James Grant of Grant's Interest Rate Observer has long been a highly respected financial commentator particularly noted for his keen eye on the risk side of the investing equation more than the reward side.
I happened to see him address an advisor-oriented conference some years ago. Amidst a skillful, even lugubrious, presentation highlighting U.S. economic trends generally and Fed policy specifically, he happened to let out a single sort of stock tip, as it were; I, and probably many others in that large conference hall, noted the idea. The investment idea did extremely poorly for many years thereafter (but has had a great 2016). And, of course, a raging bull market these past years has mocked his broader thesis about all of today's economic monkey business.
None of this is to disparage Mr. Grant in the least. Was it not the legendary Baron Rothschild who claimed to have made his fortune by always selling too soon? To the contrary, Grant is sophisticated and persuasive; his fault may be that, like Rothschild, he's a few years ahead of his time.
I bring this up because CFA Institute Contributors wrote up his latest conference appearance. It included the usual specimens of Grant's rhetorical gems, e.g., "If these are the first sub-zero interest rates in 5,000 years, is this not the worst economy since 3,000 BC?"
I think the key idea that struck me is one that has come up in our discussions several times before, which concerns the value of macro-economic analysis. Many are those who dismiss these concerns, preferring to rely on market history. A market history approach would say that since the market is up most of the time and down a small percentage of the time, one has to take a long view, invest in stocks and hold tight. Makes sense.
But doesn't the following suggestion from Grant, acknowledged for his erudition, also make sense?
Investors have fallen into the trap of thinking that the future will be like the past, Grant says. The period of falling yields and rising bond prices that began in 1981 is entering its 35th year. He noted that a 35-year bear market preceded this. Yet the yield curve for Swiss bonds is sub-zero for the next 30 years, thereby implying that investors expect negative rates to persist for a long time."
Not every market pessimist is a gun-toting, beans-storing survivalist. To put some flesh on the skin and bone of yield curve-type discussion, read Kevin Wilson's depressing but well researched discussion of how Chicago and Singapore stack up these days. Here's a snippet:
All in all, it would appear that Chicago has a weaker economy, 250 times as much violent crime, triple the unemployment rate, far higher taxes, tremendous pension liabilities, much higher debt per capita, a pervasive corruption problem, and a falling population. Worst of all for investors, it is losing jobs, corporate tax base, and talent rapidly."
A professional acquaintance of mine, a PhD involved in very high value-add financial analysis and a long-time Chicago resident, admitted to me a couple of years ago that she was thinking of taking up residence in some other state. The reason had nothing to do with greater opportunity on Wall Street or some other destination. No, it was personal. She observed that the radius within which she felt comfortable biking in the city was continually shrinking.

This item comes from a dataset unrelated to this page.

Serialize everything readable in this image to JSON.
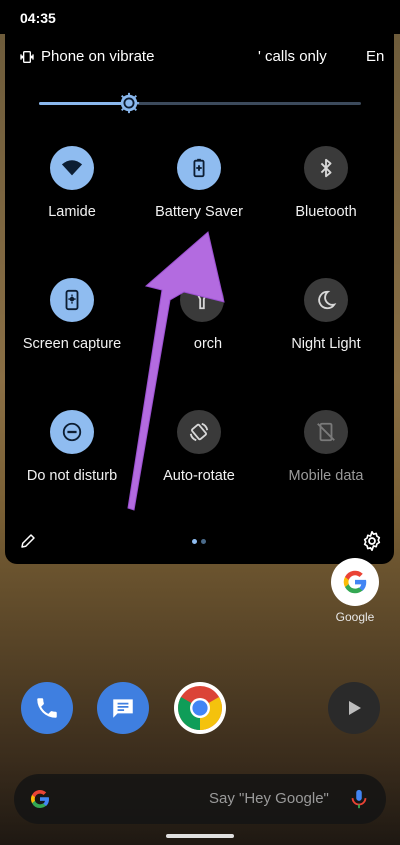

It's not just the hub of the financial wheel at the Federal Reserve, but the hub of your own bike wheel on which big historic shifts may hinge. So what say you? Do we focus only on 200 years of U.S. market data, or do we concern ourselves as investors, a la James Grant, with broader changes in the political economy?
Here are today's advisor-related links:
- Dirk Cotton says that formerly frowned-upon reverse mortgages are now worth a look as a means of boosting retirement cash flow.
- Don't Quit Your Day Job reveals that corporate profits peaked back in 2014.
- Eric Parnell, CFA: Q2 earnings reports almost over - profits slide but stocks surge.
- Ian Bezek: Is VC mayonnaise fraud sign of a top?
- John Lohr: How to choose a financial advisor - Part III
- Jack Waymire: In an anonymous digital world, advisors can't sell themselves to investors but must attract them.
- Gerstein Fisher looks at how to benefit from sell-side analysts' bias.